Section 7 of the National Labor Relations Act (NLRA) details employees' rights to collectively engage in activities relating to worker protection, benefits, higher pay and the like. It applies to both union and nonunion employees.
In August 2023, the National Labor Relations Board (NLRB) ruled that if an employer's policy can be “reasonably interpreted” to restrict employees’ Section 7 activities, it is unlawful. The decision, Stericycle, overturned a more employer-friendly test dating back to a 2017 NLRB ruling.
Read on to learn what this decision means for your workplace and your employee handbook.
The new standard
Effective immediately, the NLRB will evaluate employer rules by determining whether the rule or policy has a “reasonable tendency to chill [discourage] employees from exercising their Section 7 rights.” If so, it will be considered an unfair labor practice in violation of the NLRA. Additionally:
- The NLRB will now interpret rules and provisions with the view that employees are economically dependent on their employers and in a vulnerable position relative to their employers.
- Rules may not be written a way that an employee would “reasonably interpret” them to restrict their Section 7 rights.
- Rules and provisions must be narrowly tailored to advance a legitimate and substantial business interest.
Once the NLRB determines that an employer rule or provision is invalid, the employer can contest the ruling.
Note that the new Stericycle standard is retroactive, meaning it applies to employer rules and handbook provisions that were written and applied even before August 2023.
What this means for you
While the NLRB generally exists to protect union-related and other concerted activities, its decisions also apply to businesses that do not employ union workers or operate in union-friendly states.
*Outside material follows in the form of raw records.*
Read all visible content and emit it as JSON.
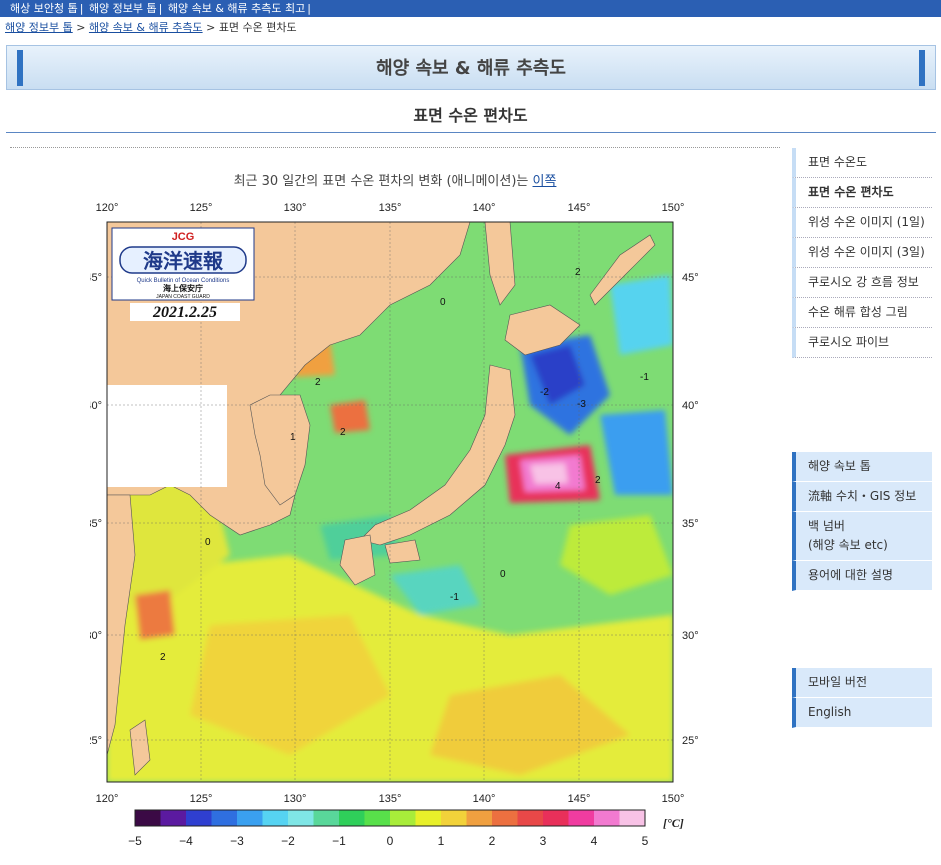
{
  "topnav": {
    "items": [
      "해상 보안청 톱",
      "해양 정보부 톱",
      "해양 속보 & 해류 추측도 최고"
    ],
    "sep": "|"
  },
  "breadcrumb": {
    "items": [
      "해양 정보부 톱",
      "해양 속보 & 해류 추측도"
    ],
    "current": "표면 수온 편차도",
    "sep": ">"
  },
  "header": {
    "title": "해양 속보 & 해류 추측도"
  },
  "page": {
    "subtitle": "표면 수온 편차도",
    "animation_text": "최근 30 일간의 표면 수온 편차의 변화 (애니메이션)는",
    "animation_link": "이쪽"
  },
  "figure": {
    "logo": {
      "top": "JCG",
      "main": "海洋速報",
      "sub": "Quick Bulletin of Ocean Conditions",
      "org": "海上保安庁",
      "org_en": "JAPAN COAST GUARD"
    },
    "date": "2021.2.25",
    "lon_labels": [
      "120°",
      "125°",
      "130°",
      "135°",
      "140°",
      "145°",
      "150°"
    ],
    "lat_labels": [
      "45°",
      "40°",
      "35°",
      "30°",
      "25°"
    ],
    "colorbar_ticks": [
      "−5",
      "−4",
      "−3",
      "−2",
      "−1",
      "0",
      "1",
      "2",
      "3",
      "4",
      "5"
    ],
    "colorbar_unit": "[°C]",
    "colorbar_colors": [
      "#3b0a45",
      "#5b1aa0",
      "#2f3fd0",
      "#2f6fe0",
      "#3aa0f0",
      "#56d3f2",
      "#7fe6e6",
      "#59d79a",
      "#2fcf5a",
      "#58e04a",
      "#a8ec3a",
      "#e8f02a",
      "#f2d23a",
      "#f0a040",
      "#ec7040",
      "#e84848",
      "#e8305a",
      "#f03ca0",
      "#f27ad0",
      "#f8c2e6"
    ],
    "land_color": "#f4c89a",
    "sea_base_color": "#7edc74"
  },
  "sidebar": {
    "group1": [
      "표면 수온도",
      "표면 수온 편차도",
      "위성 수온 이미지 (1일)",
      "위성 수온 이미지 (3일)",
      "쿠로시오 강 흐름 정보",
      "수온 해류 합성 그림",
      "쿠로시오 파이브"
    ],
    "group2": [
      "해양 속보 톱",
      "流軸 수치・GIS 정보",
      "백 넘버",
      "(해양 속보 etc)",
      "용어에 대한 설명"
    ],
    "group3": [
      "모바일 버전",
      "English"
    ]
  }
}
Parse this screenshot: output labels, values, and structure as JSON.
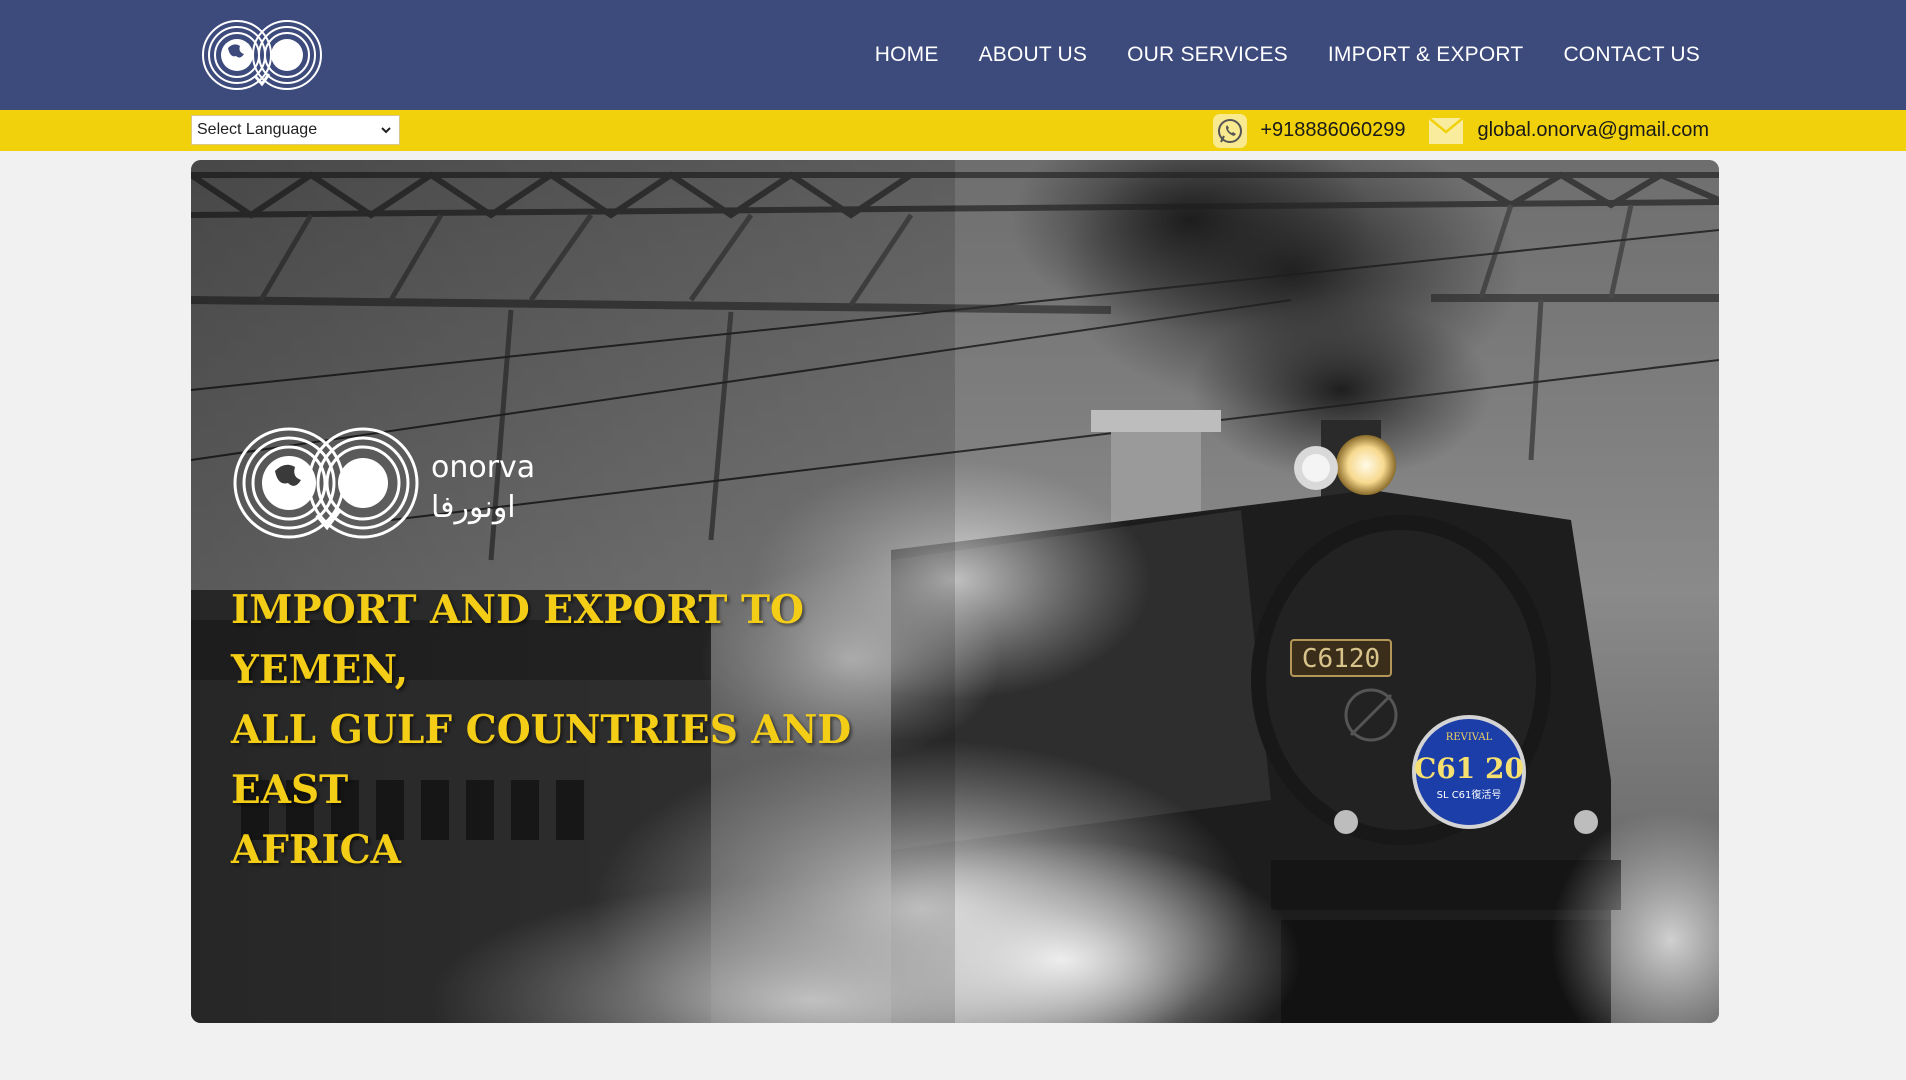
{
  "header": {
    "logo": "onorva-logo",
    "nav": [
      {
        "label": "HOME"
      },
      {
        "label": "ABOUT US"
      },
      {
        "label": "OUR SERVICES"
      },
      {
        "label": "IMPORT & EXPORT"
      },
      {
        "label": "CONTACT US"
      }
    ]
  },
  "strip": {
    "language_select": "Select Language",
    "phone": "+918886060299",
    "email": "global.onorva@gmail.com",
    "phone_icon": "whatsapp-icon",
    "email_icon": "mail-icon",
    "accent_color": "#f1d10b"
  },
  "hero": {
    "brand_name": "onorva",
    "brand_name_arabic": "اونورفا",
    "title_line1": "IMPORT AND EXPORT TO YEMEN,",
    "title_line2": "ALL GULF COUNTRIES AND EAST",
    "title_line3": "AFRICA",
    "engine_plate": "C6120",
    "badge_top": "REVIVAL",
    "badge_main": "C61 20",
    "badge_sub": "SL C61復活号",
    "title_color": "#f4cd17"
  },
  "colors": {
    "header_bg": "#3d4a7c",
    "page_bg": "#f1f1f1"
  }
}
Therefore, you must scrutinize your employee-facing rules, including the policies in your employee handbook, under the same standards the NLRB would.
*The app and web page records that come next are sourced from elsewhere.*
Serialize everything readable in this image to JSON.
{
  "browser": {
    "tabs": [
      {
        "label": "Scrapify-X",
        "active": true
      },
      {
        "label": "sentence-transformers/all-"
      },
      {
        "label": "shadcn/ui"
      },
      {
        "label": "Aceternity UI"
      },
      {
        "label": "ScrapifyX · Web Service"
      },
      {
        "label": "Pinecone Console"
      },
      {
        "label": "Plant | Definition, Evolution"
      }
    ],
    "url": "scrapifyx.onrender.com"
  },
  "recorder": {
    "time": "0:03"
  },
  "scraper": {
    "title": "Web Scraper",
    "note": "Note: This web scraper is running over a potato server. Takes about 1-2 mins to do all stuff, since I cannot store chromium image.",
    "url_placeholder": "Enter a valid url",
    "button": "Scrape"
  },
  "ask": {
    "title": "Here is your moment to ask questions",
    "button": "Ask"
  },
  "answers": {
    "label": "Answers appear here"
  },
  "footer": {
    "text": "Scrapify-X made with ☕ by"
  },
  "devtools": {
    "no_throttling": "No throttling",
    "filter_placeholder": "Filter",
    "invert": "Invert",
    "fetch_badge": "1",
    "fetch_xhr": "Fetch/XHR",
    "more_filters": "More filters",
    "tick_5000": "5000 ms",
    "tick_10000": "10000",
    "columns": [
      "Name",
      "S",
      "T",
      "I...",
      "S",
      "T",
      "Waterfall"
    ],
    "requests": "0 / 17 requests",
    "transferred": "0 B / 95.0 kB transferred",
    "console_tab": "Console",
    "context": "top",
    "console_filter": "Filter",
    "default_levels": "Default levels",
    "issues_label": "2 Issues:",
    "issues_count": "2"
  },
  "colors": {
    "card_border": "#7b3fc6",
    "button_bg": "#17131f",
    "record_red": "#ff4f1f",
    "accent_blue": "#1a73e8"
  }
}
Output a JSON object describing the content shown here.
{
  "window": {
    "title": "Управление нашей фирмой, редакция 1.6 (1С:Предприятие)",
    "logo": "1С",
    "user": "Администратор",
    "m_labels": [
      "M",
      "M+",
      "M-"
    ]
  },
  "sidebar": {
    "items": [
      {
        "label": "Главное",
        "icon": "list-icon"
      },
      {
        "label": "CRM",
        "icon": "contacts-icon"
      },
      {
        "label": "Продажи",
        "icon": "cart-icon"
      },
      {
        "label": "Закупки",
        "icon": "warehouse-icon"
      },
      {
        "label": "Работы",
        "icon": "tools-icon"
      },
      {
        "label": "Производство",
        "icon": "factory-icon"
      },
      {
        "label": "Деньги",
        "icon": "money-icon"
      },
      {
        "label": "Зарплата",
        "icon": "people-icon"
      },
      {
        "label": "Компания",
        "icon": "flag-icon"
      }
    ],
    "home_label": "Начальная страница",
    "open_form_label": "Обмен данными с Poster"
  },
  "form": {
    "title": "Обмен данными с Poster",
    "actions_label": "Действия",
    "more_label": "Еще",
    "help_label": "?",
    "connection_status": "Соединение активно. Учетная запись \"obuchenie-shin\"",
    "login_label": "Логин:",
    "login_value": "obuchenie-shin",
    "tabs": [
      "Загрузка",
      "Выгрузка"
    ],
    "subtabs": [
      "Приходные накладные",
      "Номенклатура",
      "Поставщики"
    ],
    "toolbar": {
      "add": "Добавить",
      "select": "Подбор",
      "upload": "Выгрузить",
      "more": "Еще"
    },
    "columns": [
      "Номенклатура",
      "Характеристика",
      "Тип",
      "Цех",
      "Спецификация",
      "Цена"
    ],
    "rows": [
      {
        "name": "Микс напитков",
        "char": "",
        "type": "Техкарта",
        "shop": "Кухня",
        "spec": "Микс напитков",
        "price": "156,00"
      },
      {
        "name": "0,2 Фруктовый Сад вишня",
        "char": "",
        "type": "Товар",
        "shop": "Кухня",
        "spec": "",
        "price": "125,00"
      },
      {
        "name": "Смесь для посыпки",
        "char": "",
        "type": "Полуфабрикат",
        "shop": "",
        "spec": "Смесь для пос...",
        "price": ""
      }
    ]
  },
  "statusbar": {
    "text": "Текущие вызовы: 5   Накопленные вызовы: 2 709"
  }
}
Carefully consider whether an employee could reasonably interpret any of your rules as discouraging their right to:
- Speak to former or current employees
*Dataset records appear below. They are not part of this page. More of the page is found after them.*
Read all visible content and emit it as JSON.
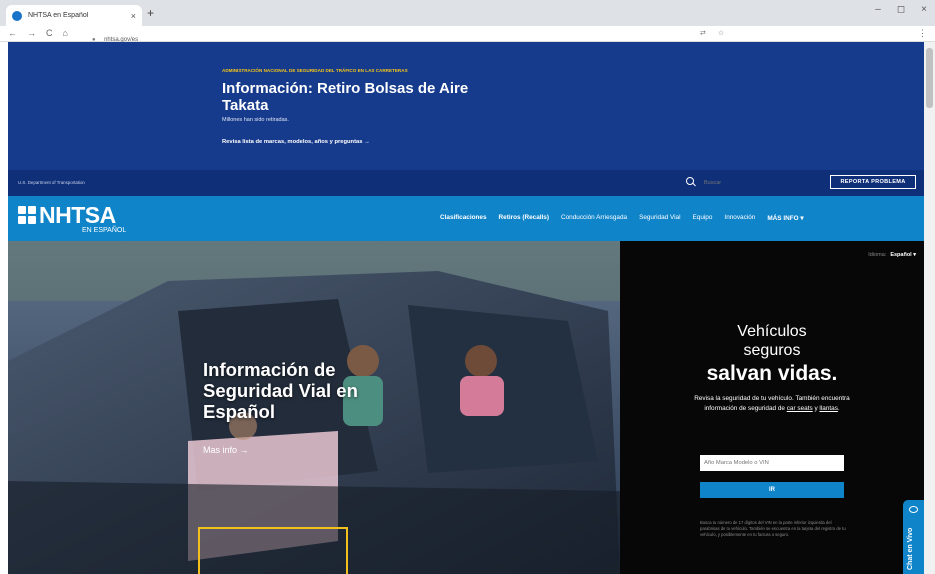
{
  "browser": {
    "tab_title": "NHTSA en Español",
    "tab_close": "×",
    "new_tab": "+",
    "url": "nhtsa.gov/es",
    "window_controls": [
      "–",
      "◻",
      "×"
    ],
    "nav_buttons": [
      "←",
      "→",
      "C",
      "⌂"
    ]
  },
  "alert": {
    "eyebrow": "ADMINISTRACIÓN NACIONAL DE SEGURIDAD DEL TRÁFICO EN LAS CARRETERAS",
    "title": "Información: Retiro Bolsas de Aire Takata",
    "subtitle": "Millones han sido retiradas.",
    "cta": "Revisa lista de marcas, modelos, años y preguntas →"
  },
  "utility": {
    "department": "U.S. Department of Transportation",
    "search_placeholder": "Buscar",
    "report_button": "REPORTA PROBLEMA"
  },
  "nav": {
    "logo_word": "NHTSA",
    "logo_tag": "EN ESPAÑOL",
    "links": [
      {
        "label": "Clasificaciones",
        "bold": true
      },
      {
        "label": "Retiros (Recalls)",
        "bold": true
      },
      {
        "label": "Conducción Arriesgada",
        "bold": false
      },
      {
        "label": "Seguridad Vial",
        "bold": false
      },
      {
        "label": "Equipo",
        "bold": false
      },
      {
        "label": "Innovación",
        "bold": false
      },
      {
        "label": "MÁS INFO ▾",
        "bold": true
      }
    ]
  },
  "hero": {
    "title": "Información de Seguridad Vial en Español",
    "more_link": "Mas info →"
  },
  "panel": {
    "language_label": "Idioma:",
    "language_value": "Español ▾",
    "headline_1": "Vehículos",
    "headline_2": "seguros",
    "headline_3": "salvan vidas.",
    "description_1": "Revisa la seguridad de tu vehículo. También encuentra información de seguridad de ",
    "description_link_1": "car seats",
    "description_2": " y ",
    "description_link_2": "llantas",
    "description_3": ".",
    "vin_placeholder": "Año Marca Modelo o VIN",
    "go_button": "IR",
    "fine_print": "Busca tu número de 17 dígitos del VIN en la parte inferior izquierda del parabrisas de tu vehículo. También se encuentra en la tarjeta del registro de tu vehículo, y posiblemente en tu factura o seguro."
  },
  "chat": {
    "label": "Chat en Vivo"
  },
  "colors": {
    "alert_bg": "#173b8c",
    "nav_bg": "#0f84c9",
    "accent_yellow": "#f2c01c"
  }
}
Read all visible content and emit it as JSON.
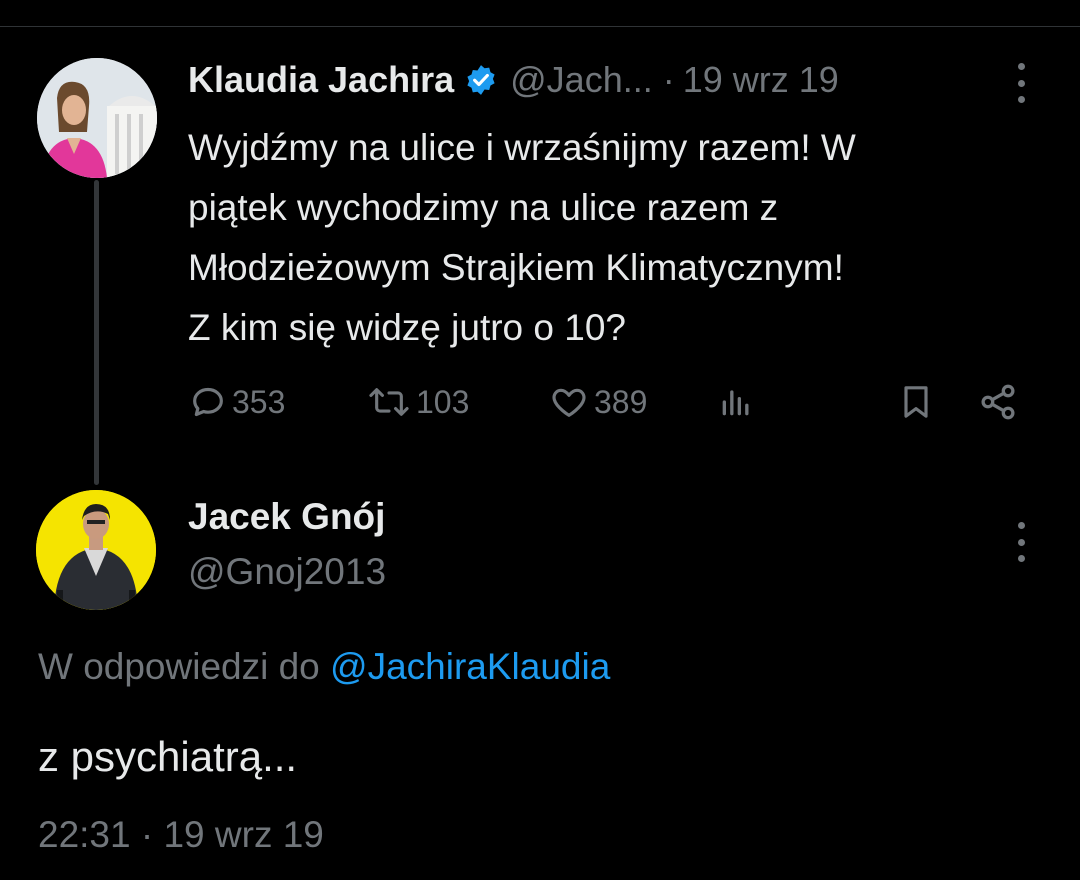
{
  "parent_tweet": {
    "author_name": "Klaudia Jachira",
    "author_handle": "@Jach...",
    "separator": "·",
    "date": "19 wrz 19",
    "text": "Wyjdźmy na ulice i wrzaśnijmy razem! W\npiątek wychodzimy na ulice razem z\nMłodzieżowym Strajkiem Klimatycznym!\nZ kim się widzę jutro o 10?",
    "icons": [
      "verified-badge-icon",
      "more-icon",
      "reply-icon",
      "retweet-icon",
      "like-icon",
      "views-icon",
      "bookmark-icon",
      "share-icon"
    ],
    "stats": {
      "replies": "353",
      "retweets": "103",
      "likes": "389"
    }
  },
  "reply_tweet": {
    "author_name": "Jacek Gnój",
    "author_handle": "@Gnoj2013",
    "reply_prefix": "W odpowiedzi do",
    "reply_mention": "@JachiraKlaudia",
    "text": "z psychiatrą...",
    "timestamp": "22:31 · 19 wrz 19"
  },
  "colors": {
    "background": "#000000",
    "text_primary": "#e7e9ea",
    "text_secondary": "#71767b",
    "link": "#1d9bf0",
    "verified": "#1d9bf0",
    "reply_avatar_bg": "#f5e400"
  }
}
- Advocate for themselves
- Share their experiences
- Hire counsel
- Engage in other activities protected by the NLRA
Remember that you must narrowly tailor your employee-facing rules to achieve a legitimate business purpose.
Questions? We're here to help
Having well-vetted employer rules and a legally sound employee handbook is crucial to protecting your organization. Want to make sure you’re in compliance with all relevant rules and regulations? We're here to help. Contact us (and/or your legal counsel) for more information.